Provided entries section start
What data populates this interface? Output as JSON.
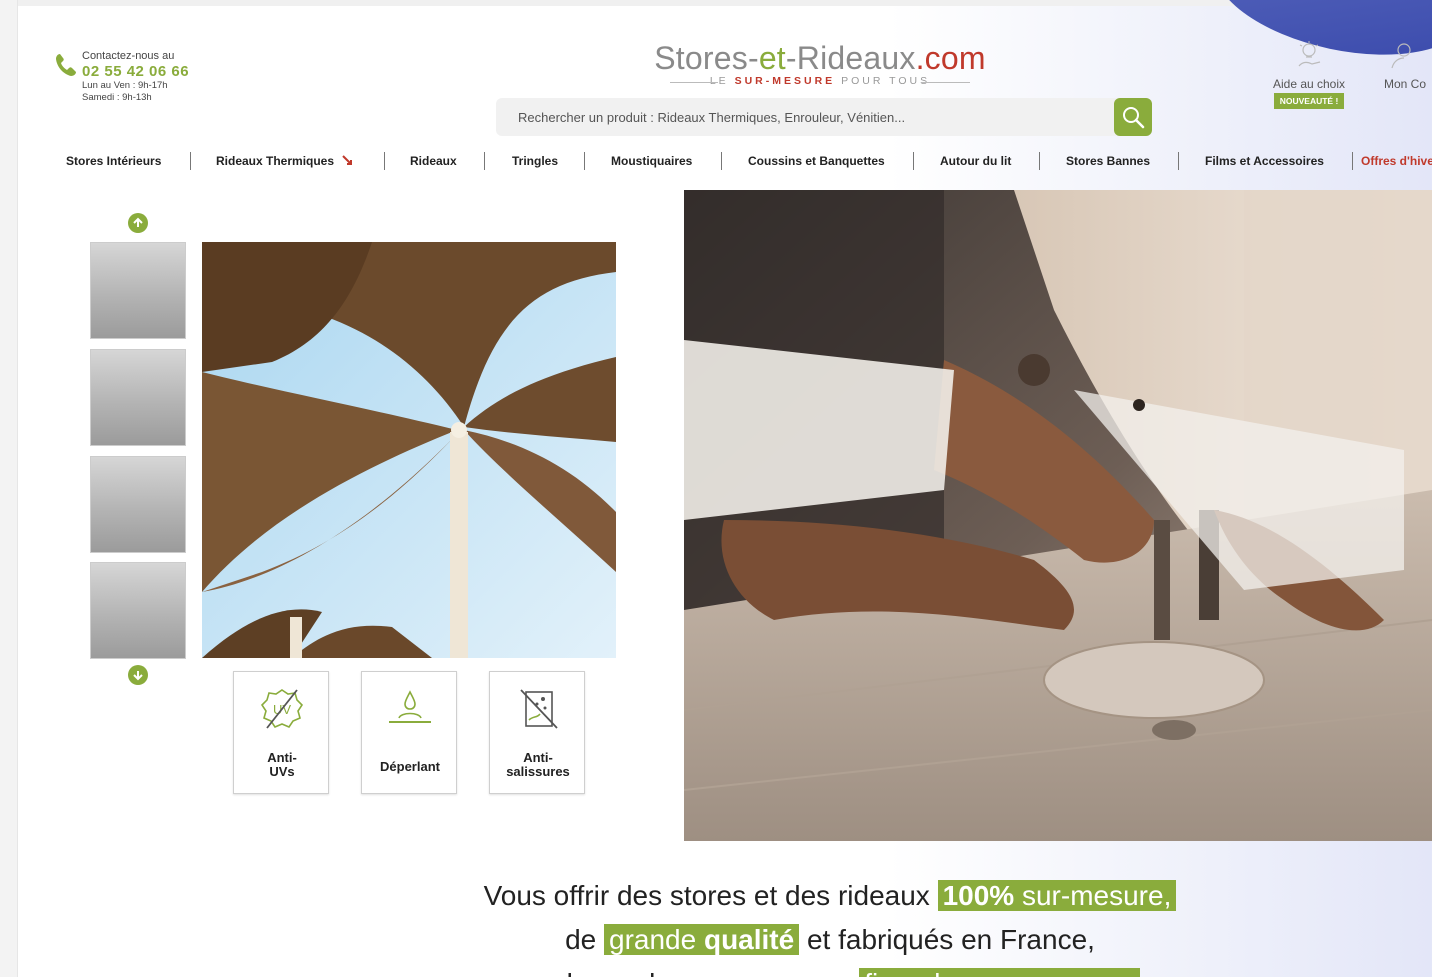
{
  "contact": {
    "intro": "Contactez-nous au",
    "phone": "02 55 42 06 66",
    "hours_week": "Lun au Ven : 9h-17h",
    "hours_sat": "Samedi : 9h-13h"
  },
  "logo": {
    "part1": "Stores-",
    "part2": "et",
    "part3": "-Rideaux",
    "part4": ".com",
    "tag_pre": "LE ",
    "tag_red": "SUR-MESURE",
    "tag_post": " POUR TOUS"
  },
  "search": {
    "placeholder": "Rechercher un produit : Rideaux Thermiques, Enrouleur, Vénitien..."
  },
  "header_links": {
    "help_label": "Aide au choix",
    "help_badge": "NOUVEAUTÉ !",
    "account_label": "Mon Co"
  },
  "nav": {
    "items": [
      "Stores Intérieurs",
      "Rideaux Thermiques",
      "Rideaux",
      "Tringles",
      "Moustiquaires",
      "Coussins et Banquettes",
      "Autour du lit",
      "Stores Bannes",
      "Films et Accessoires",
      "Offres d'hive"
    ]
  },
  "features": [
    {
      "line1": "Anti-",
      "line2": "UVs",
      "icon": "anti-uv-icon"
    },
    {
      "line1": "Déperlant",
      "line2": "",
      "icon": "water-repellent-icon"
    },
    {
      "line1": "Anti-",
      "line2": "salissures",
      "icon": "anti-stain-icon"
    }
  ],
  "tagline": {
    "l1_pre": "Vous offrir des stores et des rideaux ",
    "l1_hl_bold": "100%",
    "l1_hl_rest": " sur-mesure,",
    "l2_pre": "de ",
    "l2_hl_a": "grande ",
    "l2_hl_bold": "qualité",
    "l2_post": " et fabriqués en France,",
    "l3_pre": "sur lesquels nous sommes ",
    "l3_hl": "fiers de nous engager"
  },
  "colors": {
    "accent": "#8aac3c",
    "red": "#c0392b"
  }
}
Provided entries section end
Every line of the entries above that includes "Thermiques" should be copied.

Task response:
    "placeholder": "Rechercher un produit : Rideaux Thermiques, Enrouleur, Vénitien..."
      "Rideaux Thermiques",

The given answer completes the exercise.